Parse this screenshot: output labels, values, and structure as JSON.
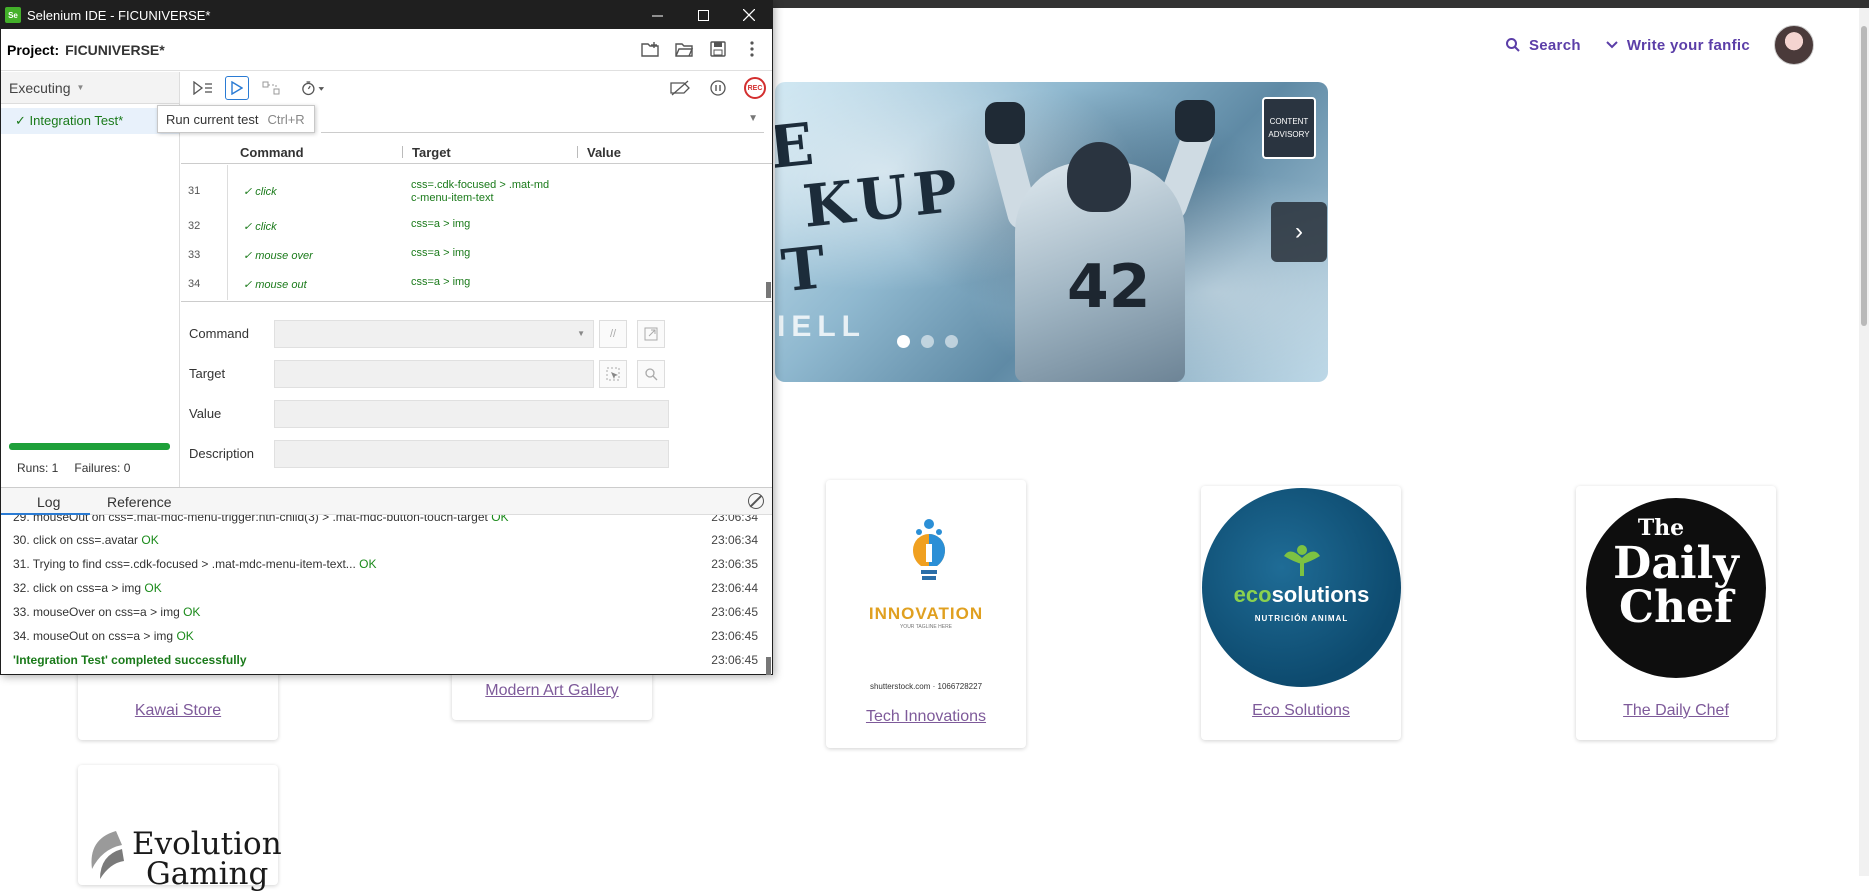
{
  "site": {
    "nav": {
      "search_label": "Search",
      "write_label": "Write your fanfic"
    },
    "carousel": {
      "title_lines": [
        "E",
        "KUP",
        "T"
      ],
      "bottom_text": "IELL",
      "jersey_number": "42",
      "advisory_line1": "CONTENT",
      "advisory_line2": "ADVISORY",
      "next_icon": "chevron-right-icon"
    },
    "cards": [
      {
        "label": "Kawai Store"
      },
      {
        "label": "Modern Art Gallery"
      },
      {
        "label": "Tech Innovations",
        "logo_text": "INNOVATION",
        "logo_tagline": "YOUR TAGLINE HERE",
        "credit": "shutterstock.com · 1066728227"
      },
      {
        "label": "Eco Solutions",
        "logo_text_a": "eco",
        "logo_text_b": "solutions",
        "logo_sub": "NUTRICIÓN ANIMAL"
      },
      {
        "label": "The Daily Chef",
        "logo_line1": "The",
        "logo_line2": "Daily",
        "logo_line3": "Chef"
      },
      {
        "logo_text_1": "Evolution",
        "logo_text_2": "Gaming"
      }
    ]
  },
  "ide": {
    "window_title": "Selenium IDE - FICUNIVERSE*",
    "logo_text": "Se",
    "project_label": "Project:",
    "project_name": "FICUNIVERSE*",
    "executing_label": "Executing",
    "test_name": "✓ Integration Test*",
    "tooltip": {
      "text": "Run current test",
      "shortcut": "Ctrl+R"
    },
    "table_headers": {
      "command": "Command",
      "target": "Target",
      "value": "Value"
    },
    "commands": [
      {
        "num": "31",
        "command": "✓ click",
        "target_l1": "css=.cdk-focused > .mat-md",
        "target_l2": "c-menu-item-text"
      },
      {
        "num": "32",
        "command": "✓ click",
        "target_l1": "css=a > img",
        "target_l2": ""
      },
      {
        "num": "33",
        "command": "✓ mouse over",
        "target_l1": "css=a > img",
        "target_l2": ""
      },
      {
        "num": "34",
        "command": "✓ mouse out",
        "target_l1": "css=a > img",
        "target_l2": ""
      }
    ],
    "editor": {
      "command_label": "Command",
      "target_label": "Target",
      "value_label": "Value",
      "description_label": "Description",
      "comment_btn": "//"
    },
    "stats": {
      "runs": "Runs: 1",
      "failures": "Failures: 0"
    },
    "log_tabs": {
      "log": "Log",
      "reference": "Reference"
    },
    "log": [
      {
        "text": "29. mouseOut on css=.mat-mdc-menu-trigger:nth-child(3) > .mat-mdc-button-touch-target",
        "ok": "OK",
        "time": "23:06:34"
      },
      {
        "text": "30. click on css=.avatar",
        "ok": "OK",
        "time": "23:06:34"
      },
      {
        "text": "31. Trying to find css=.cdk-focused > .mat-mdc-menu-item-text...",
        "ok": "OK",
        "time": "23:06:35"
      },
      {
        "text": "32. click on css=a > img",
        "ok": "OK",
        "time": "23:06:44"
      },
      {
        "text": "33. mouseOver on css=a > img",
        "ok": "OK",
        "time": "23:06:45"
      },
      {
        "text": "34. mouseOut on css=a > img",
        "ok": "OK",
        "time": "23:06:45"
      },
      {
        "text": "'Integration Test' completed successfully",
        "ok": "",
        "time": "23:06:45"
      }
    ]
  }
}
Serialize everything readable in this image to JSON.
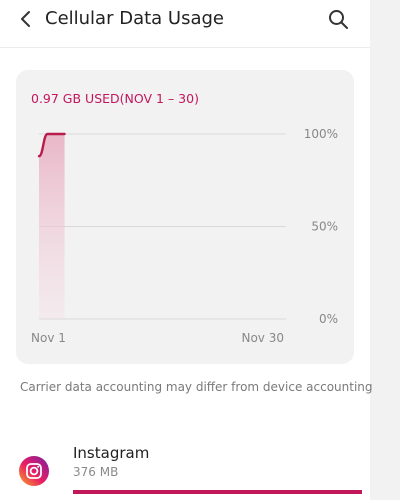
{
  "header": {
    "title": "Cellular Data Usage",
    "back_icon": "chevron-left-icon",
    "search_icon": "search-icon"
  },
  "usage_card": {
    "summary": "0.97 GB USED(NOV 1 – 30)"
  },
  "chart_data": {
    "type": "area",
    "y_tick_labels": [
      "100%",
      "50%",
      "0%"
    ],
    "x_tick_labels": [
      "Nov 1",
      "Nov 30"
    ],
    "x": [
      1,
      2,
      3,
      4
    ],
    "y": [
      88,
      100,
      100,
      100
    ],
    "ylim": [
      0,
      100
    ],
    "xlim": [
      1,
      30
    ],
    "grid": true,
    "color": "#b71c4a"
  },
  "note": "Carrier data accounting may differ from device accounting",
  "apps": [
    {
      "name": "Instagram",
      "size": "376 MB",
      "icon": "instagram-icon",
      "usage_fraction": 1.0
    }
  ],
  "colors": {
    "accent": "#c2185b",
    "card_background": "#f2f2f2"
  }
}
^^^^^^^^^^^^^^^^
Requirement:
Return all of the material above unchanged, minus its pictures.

Written answer:
Parse this screenshot: output labels, values, and structure as JSON.
{
  "site": {
    "nav": {
      "search_label": "Search",
      "write_label": "Write your fanfic"
    },
    "carousel": {
      "title_lines": [
        "E",
        "KUP",
        "T"
      ],
      "bottom_text": "IELL",
      "jersey_number": "42",
      "advisory_line1": "CONTENT",
      "advisory_line2": "ADVISORY",
      "next_icon": "chevron-right-icon"
    },
    "cards": [
      {
        "label": "Kawai Store"
      },
      {
        "label": "Modern Art Gallery"
      },
      {
        "label": "Tech Innovations",
        "logo_text": "INNOVATION",
        "logo_tagline": "YOUR TAGLINE HERE",
        "credit": "shutterstock.com · 1066728227"
      },
      {
        "label": "Eco Solutions",
        "logo_text_a": "eco",
        "logo_text_b": "solutions",
        "logo_sub": "NUTRICIÓN ANIMAL"
      },
      {
        "label": "The Daily Chef",
        "logo_line1": "The",
        "logo_line2": "Daily",
        "logo_line3": "Chef"
      },
      {
        "logo_text_1": "Evolution",
        "logo_text_2": "Gaming"
      }
    ]
  },
  "ide": {
    "window_title": "Selenium IDE - FICUNIVERSE*",
    "logo_text": "Se",
    "project_label": "Project:",
    "project_name": "FICUNIVERSE*",
    "executing_label": "Executing",
    "test_name": "✓ Integration Test*",
    "tooltip": {
      "text": "Run current test",
      "shortcut": "Ctrl+R"
    },
    "table_headers": {
      "command": "Command",
      "target": "Target",
      "value": "Value"
    },
    "commands": [
      {
        "num": "31",
        "command": "✓ click",
        "target_l1": "css=.cdk-focused > .mat-md",
        "target_l2": "c-menu-item-text"
      },
      {
        "num": "32",
        "command": "✓ click",
        "target_l1": "css=a > img",
        "target_l2": ""
      },
      {
        "num": "33",
        "command": "✓ mouse over",
        "target_l1": "css=a > img",
        "target_l2": ""
      },
      {
        "num": "34",
        "command": "✓ mouse out",
        "target_l1": "css=a > img",
        "target_l2": ""
      }
    ],
    "editor": {
      "command_label": "Command",
      "target_label": "Target",
      "value_label": "Value",
      "description_label": "Description",
      "comment_btn": "//"
    },
    "stats": {
      "runs": "Runs: 1",
      "failures": "Failures: 0"
    },
    "log_tabs": {
      "log": "Log",
      "reference": "Reference"
    },
    "log": [
      {
        "text": "29. mouseOut on css=.mat-mdc-menu-trigger:nth-child(3) > .mat-mdc-button-touch-target",
        "ok": "OK",
        "time": "23:06:34"
      },
      {
        "text": "30. click on css=.avatar",
        "ok": "OK",
        "time": "23:06:34"
      },
      {
        "text": "31. Trying to find css=.cdk-focused > .mat-mdc-menu-item-text...",
        "ok": "OK",
        "time": "23:06:35"
      },
      {
        "text": "32. click on css=a > img",
        "ok": "OK",
        "time": "23:06:44"
      },
      {
        "text": "33. mouseOver on css=a > img",
        "ok": "OK",
        "time": "23:06:45"
      },
      {
        "text": "34. mouseOut on css=a > img",
        "ok": "OK",
        "time": "23:06:45"
      },
      {
        "text": "'Integration Test' completed successfully",
        "ok": "",
        "time": "23:06:45"
      }
    ]
  }
}
Serialize everything readable in this image to JSON.
{
  "header": {
    "title": "Cellular Data Usage",
    "back_icon": "chevron-left-icon",
    "search_icon": "search-icon"
  },
  "usage_card": {
    "summary": "0.97 GB USED(NOV 1 – 30)"
  },
  "chart_data": {
    "type": "area",
    "y_tick_labels": [
      "100%",
      "50%",
      "0%"
    ],
    "x_tick_labels": [
      "Nov 1",
      "Nov 30"
    ],
    "x": [
      1,
      2,
      3,
      4
    ],
    "y": [
      88,
      100,
      100,
      100
    ],
    "ylim": [
      0,
      100
    ],
    "xlim": [
      1,
      30
    ],
    "grid": true,
    "color": "#b71c4a"
  },
  "note": "Carrier data accounting may differ from device accounting",
  "apps": [
    {
      "name": "Instagram",
      "size": "376 MB",
      "icon": "instagram-icon",
      "usage_fraction": 1.0
    }
  ],
  "colors": {
    "accent": "#c2185b",
    "card_background": "#f2f2f2"
  }
}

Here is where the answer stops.